As always, virtual simulations should not replace actually doing the experiments for real. But sometimes, for revision purposes, or for times when a lab is not available, being able to access these kind of online simulations can be very useful.
O2 is building a video library of great revision lessons, from teachers across the country. Teachers can submit videos of themselves delivering short guides to different topics. Students can also request help on difficult areas. Would be good for revision.
The Welsh National Grid for Learning website is a wealth of resources for all key stages and all subjects – but in particular science. Available in both English and Welsh.
Some excellent, free, resources for KS1 science (and other subjects) which work great on an IWB.
SnagLearning is dedicated to bringing high quality, award-winning documentaries to an online audience around the world. The site features carefully selected films from their library of over 1,600 documentaries that are appropriate for students from KS2 upwards. Our titles cover nearly every classroom subject and many are produced by well-known educational sources, including PBS and National Geographic.
As before, it is always very hard to narrow down my favourites to just 10. There are so many good websites out there. You can find more links to great science websites via my delicious page www.delicious.com/dannynic/science+iwb.Read More
I’ve been trawling the internet looking for some good videos to use in my PGCE science session next week. I want a good example of space shuttle or rocket launches to use as a scene setter – to give them an idea of something they could use with their pupils.

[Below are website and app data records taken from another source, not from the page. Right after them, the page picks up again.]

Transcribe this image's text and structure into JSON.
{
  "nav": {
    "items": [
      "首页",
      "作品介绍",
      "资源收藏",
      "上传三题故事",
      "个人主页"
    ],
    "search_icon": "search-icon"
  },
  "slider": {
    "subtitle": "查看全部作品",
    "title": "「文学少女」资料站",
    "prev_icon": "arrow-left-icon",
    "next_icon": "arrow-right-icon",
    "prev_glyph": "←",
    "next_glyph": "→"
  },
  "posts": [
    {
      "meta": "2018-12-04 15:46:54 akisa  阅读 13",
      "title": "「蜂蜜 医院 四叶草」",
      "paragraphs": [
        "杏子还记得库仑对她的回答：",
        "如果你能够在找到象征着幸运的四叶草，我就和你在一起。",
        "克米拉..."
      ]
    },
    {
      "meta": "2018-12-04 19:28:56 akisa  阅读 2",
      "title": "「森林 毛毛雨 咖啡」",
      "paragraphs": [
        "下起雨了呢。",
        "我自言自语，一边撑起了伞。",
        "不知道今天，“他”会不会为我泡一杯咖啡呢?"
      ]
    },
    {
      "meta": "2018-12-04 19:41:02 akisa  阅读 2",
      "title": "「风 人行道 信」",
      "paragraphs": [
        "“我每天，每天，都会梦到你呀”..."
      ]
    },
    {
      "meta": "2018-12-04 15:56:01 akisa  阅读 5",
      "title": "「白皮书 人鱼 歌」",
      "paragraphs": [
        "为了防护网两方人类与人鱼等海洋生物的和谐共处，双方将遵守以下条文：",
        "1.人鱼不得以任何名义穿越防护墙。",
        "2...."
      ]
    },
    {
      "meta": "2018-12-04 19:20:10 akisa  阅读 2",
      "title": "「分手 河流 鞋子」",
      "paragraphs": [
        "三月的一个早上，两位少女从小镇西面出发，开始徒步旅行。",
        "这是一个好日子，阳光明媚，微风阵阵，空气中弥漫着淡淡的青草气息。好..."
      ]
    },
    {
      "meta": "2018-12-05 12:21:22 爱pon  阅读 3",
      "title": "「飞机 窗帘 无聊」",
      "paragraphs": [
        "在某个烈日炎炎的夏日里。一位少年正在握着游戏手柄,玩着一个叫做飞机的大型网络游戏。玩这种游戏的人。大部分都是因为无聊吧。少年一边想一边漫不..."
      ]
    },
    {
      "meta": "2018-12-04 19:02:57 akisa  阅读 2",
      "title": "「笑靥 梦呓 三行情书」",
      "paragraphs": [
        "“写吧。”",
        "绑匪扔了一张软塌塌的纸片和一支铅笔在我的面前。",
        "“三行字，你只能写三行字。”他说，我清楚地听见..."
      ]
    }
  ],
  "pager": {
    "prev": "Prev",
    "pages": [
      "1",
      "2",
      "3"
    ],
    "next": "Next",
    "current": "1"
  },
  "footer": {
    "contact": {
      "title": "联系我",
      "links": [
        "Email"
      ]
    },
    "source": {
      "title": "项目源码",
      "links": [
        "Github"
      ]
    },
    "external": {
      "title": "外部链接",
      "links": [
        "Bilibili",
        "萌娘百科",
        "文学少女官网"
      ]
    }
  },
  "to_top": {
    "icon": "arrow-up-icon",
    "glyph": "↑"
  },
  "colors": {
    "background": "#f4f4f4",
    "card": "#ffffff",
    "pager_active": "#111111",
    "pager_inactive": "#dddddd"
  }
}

And I found this rather amazing HD video of the Shuttle Atlantis being launched, which is just beautiful:
I also found a few videos that include the countdown, including this one of Atlantis:
And also this one that puts you in the cockpit with the astronauts before and during launch:
I also found this video montage of high resolution photographs of Apollo 11 on the moon:
All of these videos could really help to put a space lesson in context – or be the spark for some creative writing based on what they have seen. What must it be like to be in that Shuttle as it takes off? How would it feel?Read More
I’m a little late to blog about the terrible events in Japan over the past 10 days, but the story is still continuing and my thoughts go out to all those affected by the earthquake and Tsunami.
If you use Google Earth then the US Geological Survey have produced an interesting plug in which shows real-time and historical information on earthquakes around the world – including all the aftershocks in Japan. It also shows plate boundaries and their direction and speed of movement. You can download the KML file here.
Thanks to Bill Belsey for showing this to me at the T2T conference.
The US Geological survey have also produced a PowerPoint slide which explains what happened in the Japan Earthquake which would be useful for teachers. Download it here. Also check out their list of Tsunami resources.
For images of the aftermath of the Earthquake/Tsunami then the excellent Big Picture site has some powerful images that could be used in class discussions or assemblies.
And of course, if you can please donate to one of the charities helping the relief effort such as the Red Cross.Read More